■ Working data
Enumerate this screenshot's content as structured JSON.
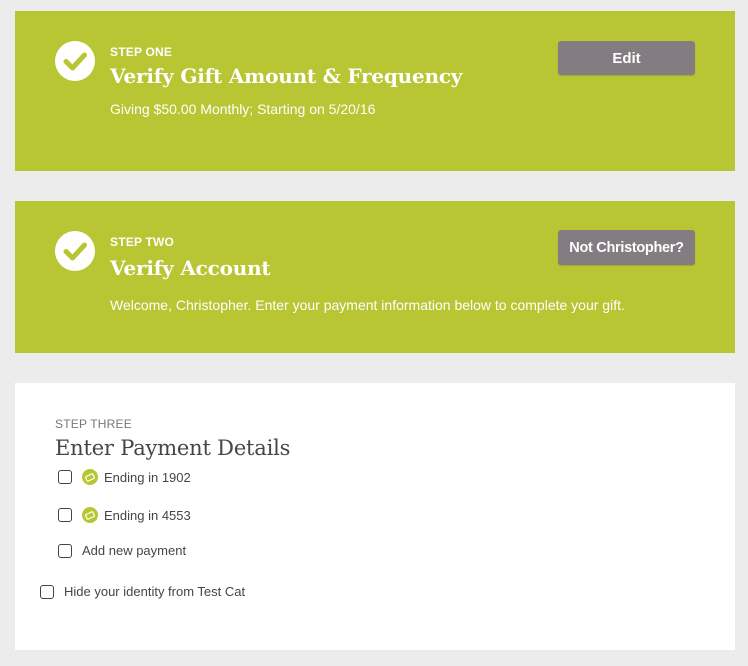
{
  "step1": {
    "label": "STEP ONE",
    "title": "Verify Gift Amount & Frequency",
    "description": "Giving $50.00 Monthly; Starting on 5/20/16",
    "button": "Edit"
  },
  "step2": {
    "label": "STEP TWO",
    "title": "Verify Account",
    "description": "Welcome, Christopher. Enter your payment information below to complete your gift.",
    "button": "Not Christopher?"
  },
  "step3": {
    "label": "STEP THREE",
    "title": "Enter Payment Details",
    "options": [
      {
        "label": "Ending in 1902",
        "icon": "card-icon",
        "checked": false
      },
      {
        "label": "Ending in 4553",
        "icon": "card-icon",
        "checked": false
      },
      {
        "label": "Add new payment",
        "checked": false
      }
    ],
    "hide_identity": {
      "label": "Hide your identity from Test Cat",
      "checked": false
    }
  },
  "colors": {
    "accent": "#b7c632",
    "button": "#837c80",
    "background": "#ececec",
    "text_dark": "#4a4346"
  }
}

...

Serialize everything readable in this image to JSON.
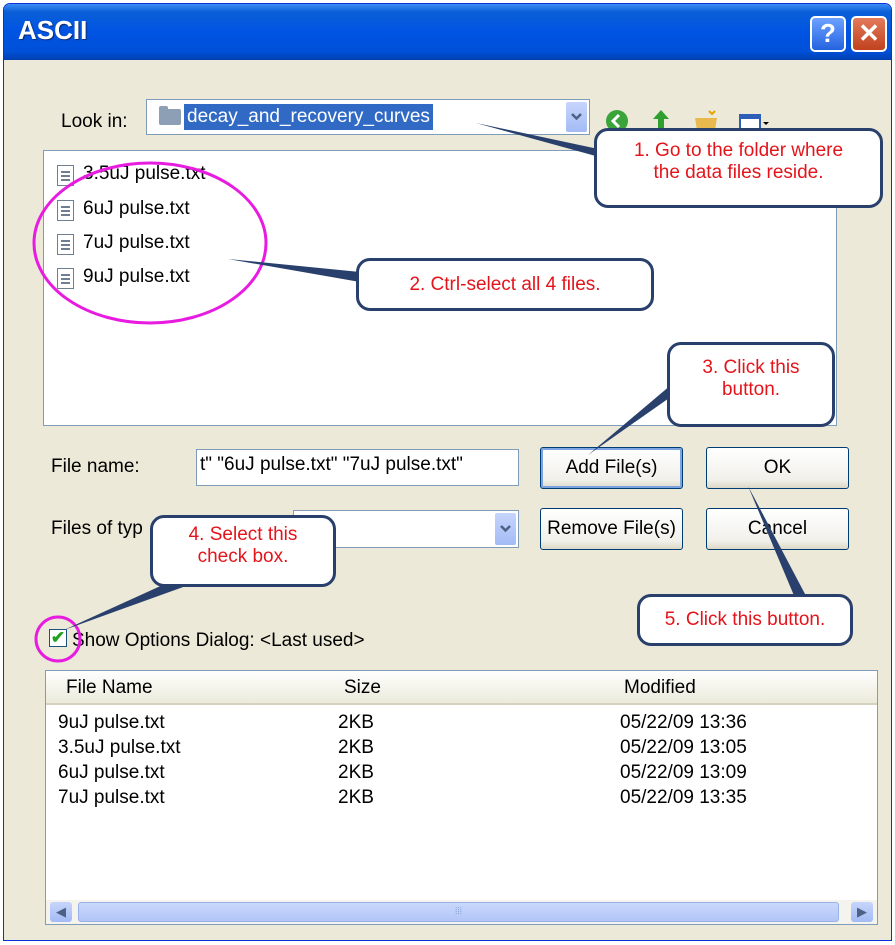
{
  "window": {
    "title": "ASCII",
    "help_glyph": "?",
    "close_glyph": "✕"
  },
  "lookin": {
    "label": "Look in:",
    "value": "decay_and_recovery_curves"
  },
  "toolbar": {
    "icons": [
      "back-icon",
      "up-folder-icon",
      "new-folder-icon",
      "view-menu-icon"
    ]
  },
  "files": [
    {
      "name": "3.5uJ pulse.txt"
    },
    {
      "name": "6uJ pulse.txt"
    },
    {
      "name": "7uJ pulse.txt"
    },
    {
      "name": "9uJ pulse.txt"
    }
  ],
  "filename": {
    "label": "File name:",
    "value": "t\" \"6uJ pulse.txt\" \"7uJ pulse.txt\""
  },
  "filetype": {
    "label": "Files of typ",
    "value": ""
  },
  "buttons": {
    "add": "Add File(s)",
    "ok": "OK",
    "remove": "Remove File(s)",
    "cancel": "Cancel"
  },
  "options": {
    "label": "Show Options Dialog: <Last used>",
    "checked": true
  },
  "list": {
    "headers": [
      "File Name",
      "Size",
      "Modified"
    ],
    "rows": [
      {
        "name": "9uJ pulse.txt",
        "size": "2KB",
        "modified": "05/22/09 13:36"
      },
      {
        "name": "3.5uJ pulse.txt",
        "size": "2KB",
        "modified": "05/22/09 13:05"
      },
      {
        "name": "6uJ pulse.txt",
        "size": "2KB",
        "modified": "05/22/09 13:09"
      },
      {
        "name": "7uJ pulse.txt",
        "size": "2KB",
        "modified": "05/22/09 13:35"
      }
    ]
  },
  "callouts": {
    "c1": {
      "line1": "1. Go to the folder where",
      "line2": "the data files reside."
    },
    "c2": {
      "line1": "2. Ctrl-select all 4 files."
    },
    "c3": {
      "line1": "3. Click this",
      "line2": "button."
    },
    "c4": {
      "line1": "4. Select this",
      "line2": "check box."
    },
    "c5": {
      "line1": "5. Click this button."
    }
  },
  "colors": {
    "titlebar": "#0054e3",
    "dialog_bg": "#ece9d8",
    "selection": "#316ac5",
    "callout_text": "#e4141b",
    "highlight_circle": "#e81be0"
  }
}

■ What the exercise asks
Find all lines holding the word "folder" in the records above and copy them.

■ Finished exercise
      "up-folder-icon",
      "new-folder-icon",
      "line1": "1. Go to the folder where",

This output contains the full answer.